• _Exercise instructions_: What comes back must be the data itself, retyped exactly.

• _Input for this task_:
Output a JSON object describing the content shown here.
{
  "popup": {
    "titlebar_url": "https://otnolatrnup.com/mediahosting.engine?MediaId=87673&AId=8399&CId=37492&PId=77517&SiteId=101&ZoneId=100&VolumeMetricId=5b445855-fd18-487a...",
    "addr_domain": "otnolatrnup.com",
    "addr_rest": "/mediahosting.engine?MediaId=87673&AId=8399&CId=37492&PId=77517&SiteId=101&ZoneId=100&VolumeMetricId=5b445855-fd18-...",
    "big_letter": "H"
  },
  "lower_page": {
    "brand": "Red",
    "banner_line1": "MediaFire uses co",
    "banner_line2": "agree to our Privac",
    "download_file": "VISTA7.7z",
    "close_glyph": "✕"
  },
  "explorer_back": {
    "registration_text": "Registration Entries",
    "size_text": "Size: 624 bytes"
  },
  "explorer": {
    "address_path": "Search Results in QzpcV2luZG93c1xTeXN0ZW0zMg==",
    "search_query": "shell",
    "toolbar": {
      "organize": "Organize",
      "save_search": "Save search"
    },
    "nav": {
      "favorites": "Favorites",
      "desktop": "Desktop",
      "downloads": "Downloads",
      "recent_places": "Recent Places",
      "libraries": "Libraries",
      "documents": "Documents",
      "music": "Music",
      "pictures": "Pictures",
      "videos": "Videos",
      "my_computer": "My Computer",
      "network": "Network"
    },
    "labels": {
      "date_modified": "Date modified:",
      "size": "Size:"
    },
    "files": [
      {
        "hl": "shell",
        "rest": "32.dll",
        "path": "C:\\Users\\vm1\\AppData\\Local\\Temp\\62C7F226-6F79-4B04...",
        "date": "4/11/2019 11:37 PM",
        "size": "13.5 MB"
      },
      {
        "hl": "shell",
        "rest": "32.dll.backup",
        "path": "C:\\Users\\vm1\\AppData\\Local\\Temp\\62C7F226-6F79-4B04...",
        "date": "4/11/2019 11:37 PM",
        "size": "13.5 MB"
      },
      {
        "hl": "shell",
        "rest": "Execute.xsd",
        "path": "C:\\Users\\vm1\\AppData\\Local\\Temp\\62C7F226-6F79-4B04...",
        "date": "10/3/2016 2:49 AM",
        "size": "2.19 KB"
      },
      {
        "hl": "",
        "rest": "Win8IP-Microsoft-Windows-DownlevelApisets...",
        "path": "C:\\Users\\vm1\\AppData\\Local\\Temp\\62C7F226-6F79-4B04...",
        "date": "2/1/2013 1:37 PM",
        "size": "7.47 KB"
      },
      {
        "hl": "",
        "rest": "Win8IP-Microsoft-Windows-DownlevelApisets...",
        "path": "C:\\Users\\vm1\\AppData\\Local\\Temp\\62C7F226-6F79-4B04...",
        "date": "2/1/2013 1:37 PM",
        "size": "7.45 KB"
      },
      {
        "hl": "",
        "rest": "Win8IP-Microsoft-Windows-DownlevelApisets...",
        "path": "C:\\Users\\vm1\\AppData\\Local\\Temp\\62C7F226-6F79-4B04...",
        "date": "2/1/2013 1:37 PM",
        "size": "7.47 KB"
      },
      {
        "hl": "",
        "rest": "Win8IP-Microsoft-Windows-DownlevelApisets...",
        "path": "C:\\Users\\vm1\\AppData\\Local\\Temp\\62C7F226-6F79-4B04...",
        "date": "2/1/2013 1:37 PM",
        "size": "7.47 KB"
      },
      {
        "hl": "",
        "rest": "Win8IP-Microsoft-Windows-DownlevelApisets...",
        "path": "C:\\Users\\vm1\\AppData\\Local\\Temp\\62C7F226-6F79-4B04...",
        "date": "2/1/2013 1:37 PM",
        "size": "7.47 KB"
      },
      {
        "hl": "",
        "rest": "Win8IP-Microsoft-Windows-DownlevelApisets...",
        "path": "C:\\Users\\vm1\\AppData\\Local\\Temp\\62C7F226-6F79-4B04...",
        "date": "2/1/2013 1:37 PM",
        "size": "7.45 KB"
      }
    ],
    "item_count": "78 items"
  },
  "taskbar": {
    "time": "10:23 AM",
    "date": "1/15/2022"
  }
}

• _Problem solution_:
Output a JSON object describing the content shown here.
{
  "popup": {
    "titlebar_url": "https://otnolatrnup.com/mediahosting.engine?MediaId=87673&AId=8399&CId=37492&PId=77517&SiteId=101&ZoneId=100&VolumeMetricId=5b445855-fd18-487a...",
    "addr_domain": "otnolatrnup.com",
    "addr_rest": "/mediahosting.engine?MediaId=87673&AId=8399&CId=37492&PId=77517&SiteId=101&ZoneId=100&VolumeMetricId=5b445855-fd18-...",
    "big_letter": "H"
  },
  "lower_page": {
    "brand": "Red",
    "banner_line1": "MediaFire uses co",
    "banner_line2": "agree to our Privac",
    "download_file": "VISTA7.7z",
    "close_glyph": "✕"
  },
  "explorer_back": {
    "registration_text": "Registration Entries",
    "size_text": "Size: 624 bytes"
  },
  "explorer": {
    "address_path": "Search Results in QzpcV2luZG93c1xTeXN0ZW0zMg==",
    "search_query": "shell",
    "toolbar": {
      "organize": "Organize",
      "save_search": "Save search"
    },
    "nav": {
      "favorites": "Favorites",
      "desktop": "Desktop",
      "downloads": "Downloads",
      "recent_places": "Recent Places",
      "libraries": "Libraries",
      "documents": "Documents",
      "music": "Music",
      "pictures": "Pictures",
      "videos": "Videos",
      "my_computer": "My Computer",
      "network": "Network"
    },
    "labels": {
      "date_modified": "Date modified:",
      "size": "Size:"
    },
    "files": [
      {
        "hl": "shell",
        "rest": "32.dll",
        "path": "C:\\Users\\vm1\\AppData\\Local\\Temp\\62C7F226-6F79-4B04...",
        "date": "4/11/2019 11:37 PM",
        "size": "13.5 MB"
      },
      {
        "hl": "shell",
        "rest": "32.dll.backup",
        "path": "C:\\Users\\vm1\\AppData\\Local\\Temp\\62C7F226-6F79-4B04...",
        "date": "4/11/2019 11:37 PM",
        "size": "13.5 MB"
      },
      {
        "hl": "shell",
        "rest": "Execute.xsd",
        "path": "C:\\Users\\vm1\\AppData\\Local\\Temp\\62C7F226-6F79-4B04...",
        "date": "10/3/2016 2:49 AM",
        "size": "2.19 KB"
      },
      {
        "hl": "",
        "rest": "Win8IP-Microsoft-Windows-DownlevelApisets...",
        "path": "C:\\Users\\vm1\\AppData\\Local\\Temp\\62C7F226-6F79-4B04...",
        "date": "2/1/2013 1:37 PM",
        "size": "7.47 KB"
      },
      {
        "hl": "",
        "rest": "Win8IP-Microsoft-Windows-DownlevelApisets...",
        "path": "C:\\Users\\vm1\\AppData\\Local\\Temp\\62C7F226-6F79-4B04...",
        "date": "2/1/2013 1:37 PM",
        "size": "7.45 KB"
      },
      {
        "hl": "",
        "rest": "Win8IP-Microsoft-Windows-DownlevelApisets...",
        "path": "C:\\Users\\vm1\\AppData\\Local\\Temp\\62C7F226-6F79-4B04...",
        "date": "2/1/2013 1:37 PM",
        "size": "7.47 KB"
      },
      {
        "hl": "",
        "rest": "Win8IP-Microsoft-Windows-DownlevelApisets...",
        "path": "C:\\Users\\vm1\\AppData\\Local\\Temp\\62C7F226-6F79-4B04...",
        "date": "2/1/2013 1:37 PM",
        "size": "7.47 KB"
      },
      {
        "hl": "",
        "rest": "Win8IP-Microsoft-Windows-DownlevelApisets...",
        "path": "C:\\Users\\vm1\\AppData\\Local\\Temp\\62C7F226-6F79-4B04...",
        "date": "2/1/2013 1:37 PM",
        "size": "7.47 KB"
      },
      {
        "hl": "",
        "rest": "Win8IP-Microsoft-Windows-DownlevelApisets...",
        "path": "C:\\Users\\vm1\\AppData\\Local\\Temp\\62C7F226-6F79-4B04...",
        "date": "2/1/2013 1:37 PM",
        "size": "7.45 KB"
      }
    ],
    "item_count": "78 items"
  },
  "taskbar": {
    "time": "10:23 AM",
    "date": "1/15/2022"
  }
}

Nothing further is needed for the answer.